─── Information provided ───
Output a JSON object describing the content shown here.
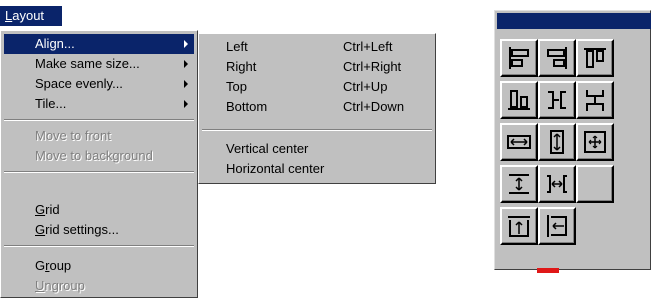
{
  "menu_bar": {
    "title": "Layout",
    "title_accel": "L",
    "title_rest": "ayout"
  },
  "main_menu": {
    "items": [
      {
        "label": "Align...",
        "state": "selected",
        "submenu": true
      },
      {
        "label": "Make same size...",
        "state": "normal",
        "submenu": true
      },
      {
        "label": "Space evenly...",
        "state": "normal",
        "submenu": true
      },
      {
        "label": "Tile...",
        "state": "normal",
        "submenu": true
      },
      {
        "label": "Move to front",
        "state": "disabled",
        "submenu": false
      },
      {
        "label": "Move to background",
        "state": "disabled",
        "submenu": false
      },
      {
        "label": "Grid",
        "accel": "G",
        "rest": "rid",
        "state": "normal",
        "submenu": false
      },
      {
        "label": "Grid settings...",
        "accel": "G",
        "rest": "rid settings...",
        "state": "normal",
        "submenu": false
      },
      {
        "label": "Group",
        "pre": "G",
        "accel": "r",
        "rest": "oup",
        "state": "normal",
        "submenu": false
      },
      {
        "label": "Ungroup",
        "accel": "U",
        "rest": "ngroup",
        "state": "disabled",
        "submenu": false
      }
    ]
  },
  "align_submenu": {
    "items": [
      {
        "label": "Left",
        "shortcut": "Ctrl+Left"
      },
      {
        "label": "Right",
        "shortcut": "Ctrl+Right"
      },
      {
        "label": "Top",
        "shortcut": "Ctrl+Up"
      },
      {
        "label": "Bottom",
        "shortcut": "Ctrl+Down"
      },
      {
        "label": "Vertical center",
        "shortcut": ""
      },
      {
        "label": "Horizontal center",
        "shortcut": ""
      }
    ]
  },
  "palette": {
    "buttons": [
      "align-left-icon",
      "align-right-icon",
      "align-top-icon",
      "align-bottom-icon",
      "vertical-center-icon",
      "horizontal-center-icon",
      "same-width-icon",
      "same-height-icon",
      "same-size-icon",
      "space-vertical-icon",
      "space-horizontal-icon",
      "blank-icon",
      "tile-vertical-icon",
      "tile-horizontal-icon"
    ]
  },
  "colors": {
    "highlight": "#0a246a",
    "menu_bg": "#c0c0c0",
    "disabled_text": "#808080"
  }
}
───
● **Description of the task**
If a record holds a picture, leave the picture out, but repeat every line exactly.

● **Exercise output**
Output a JSON object describing the content shown here.
{
  "menu_bar": {
    "title": "Layout",
    "title_accel": "L",
    "title_rest": "ayout"
  },
  "main_menu": {
    "items": [
      {
        "label": "Align...",
        "state": "selected",
        "submenu": true
      },
      {
        "label": "Make same size...",
        "state": "normal",
        "submenu": true
      },
      {
        "label": "Space evenly...",
        "state": "normal",
        "submenu": true
      },
      {
        "label": "Tile...",
        "state": "normal",
        "submenu": true
      },
      {
        "label": "Move to front",
        "state": "disabled",
        "submenu": false
      },
      {
        "label": "Move to background",
        "state": "disabled",
        "submenu": false
      },
      {
        "label": "Grid",
        "accel": "G",
        "rest": "rid",
        "state": "normal",
        "submenu": false
      },
      {
        "label": "Grid settings...",
        "accel": "G",
        "rest": "rid settings...",
        "state": "normal",
        "submenu": false
      },
      {
        "label": "Group",
        "pre": "G",
        "accel": "r",
        "rest": "oup",
        "state": "normal",
        "submenu": false
      },
      {
        "label": "Ungroup",
        "accel": "U",
        "rest": "ngroup",
        "state": "disabled",
        "submenu": false
      }
    ]
  },
  "align_submenu": {
    "items": [
      {
        "label": "Left",
        "shortcut": "Ctrl+Left"
      },
      {
        "label": "Right",
        "shortcut": "Ctrl+Right"
      },
      {
        "label": "Top",
        "shortcut": "Ctrl+Up"
      },
      {
        "label": "Bottom",
        "shortcut": "Ctrl+Down"
      },
      {
        "label": "Vertical center",
        "shortcut": ""
      },
      {
        "label": "Horizontal center",
        "shortcut": ""
      }
    ]
  },
  "palette": {
    "buttons": [
      "align-left-icon",
      "align-right-icon",
      "align-top-icon",
      "align-bottom-icon",
      "vertical-center-icon",
      "horizontal-center-icon",
      "same-width-icon",
      "same-height-icon",
      "same-size-icon",
      "space-vertical-icon",
      "space-horizontal-icon",
      "blank-icon",
      "tile-vertical-icon",
      "tile-horizontal-icon"
    ]
  },
  "colors": {
    "highlight": "#0a246a",
    "menu_bg": "#c0c0c0",
    "disabled_text": "#808080"
  }
}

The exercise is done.